We must be careful not to bail them out or say, “I guess you learned your lesson, so I’ll get you what you want.” If your child squanders his lunch money, what should you do? Nothing. He must earn more money, use the money he’s saved, or go without lunch. If we don’t interfere with the natural laws of life, mistakes can be our children’s finest teachers.
An alarming number of children growing up in Christian homes are afflicted with the killer disease “affluenza.” Consider a typical Christmas in the U.S. After the annual obstacle course through crowed malls, the big day culminates in a pile of abandoned, unappreciated toys. Far from being thankful, children are often grabby, crabby, and ungrateful—because they’ve been given so much.
Children who grow up getting most of what they want without having to earn it have a predictable future. Odds are they’ll misuse credit, blame others, and believe their family, church, country, and employer—if they have one—owe them.
Nothing will interfere more with our children’s relationship with God—or prevent them from having one—than a life centered on things. Though many parents seem content to leave their children an inheritance, our job is to leave them a legacy of wisdom and generosity they can pass on to future generations.
An eternal impact can result from our acts of faithful stewardship. That’s because we’re stewards, not just of God’s money, but also of the children He entrusts to us.

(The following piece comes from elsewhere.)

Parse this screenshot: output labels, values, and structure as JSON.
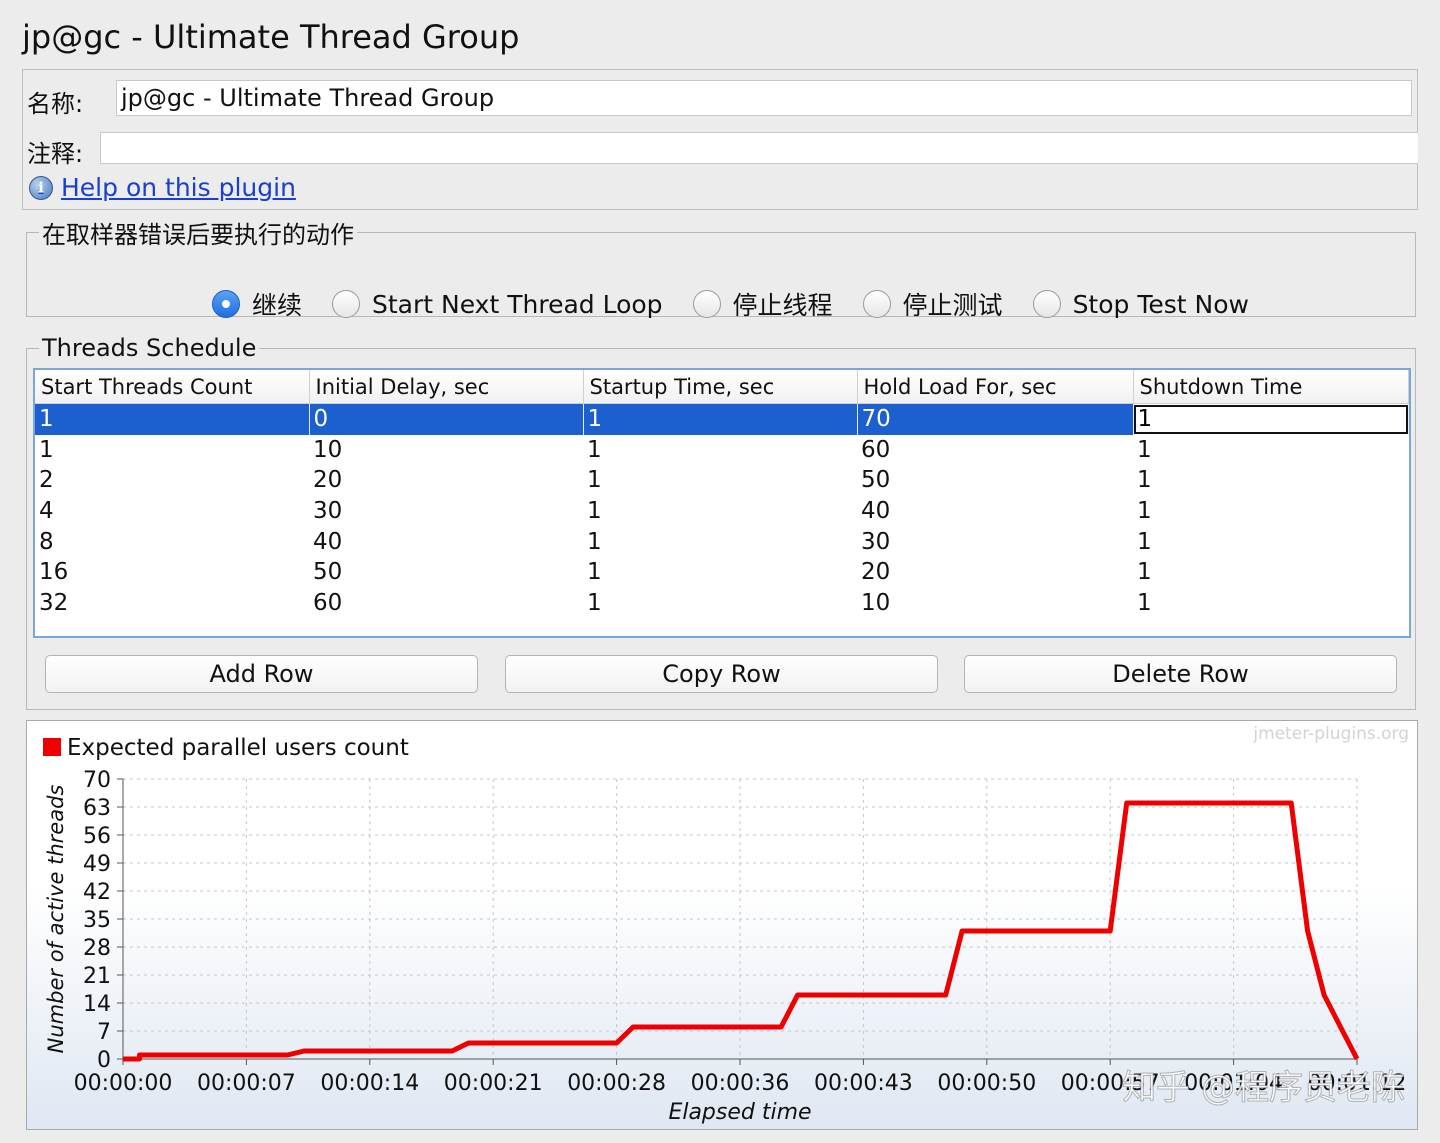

How can you teach your children the emptiness of materialism in a memorable way? Try taking them to a junkyard or dump. (The lines are short, admission is free, and little boys love it.)
Show them the piles of “treasures” that were formerly expensive presents. Point out things children quarreled about, honesty was sacrificed for, and marriages broke up over. Show them the useless remnants of battered dolls and electronic gadgets.
Explain to them that most of what your family owns will one day end up in a junkyard. Read to them 2 Peter 3:10-14, which tells us that everything in this world will be consumed by fire.
Then ask: “When all that we owned lies broken and useless, what will we have done with our lives that will outlast this world?” Tell your kids you want your life to count for eternity, and that you’re praying they’ll learn with you the Christ-exalting joy of generous and faithful stewardship.
If you can’t get to a dump or junkyard anytime soon, try a thrift store or garage sale—or just lead a safari through your storeroom, closets, or an old toy chest. Point out items that once seemed so desirable but are now abandoned. If that won’t work for you in the next 24 hours, use the following space to make a list (with your child’s help) of at least five possessions your family used to have but no longer does. Talk about why these items are gone. What did they cost? What was their real worth? How could remembering them help you and your child next time you face a buying decision?
*Image used with permission. *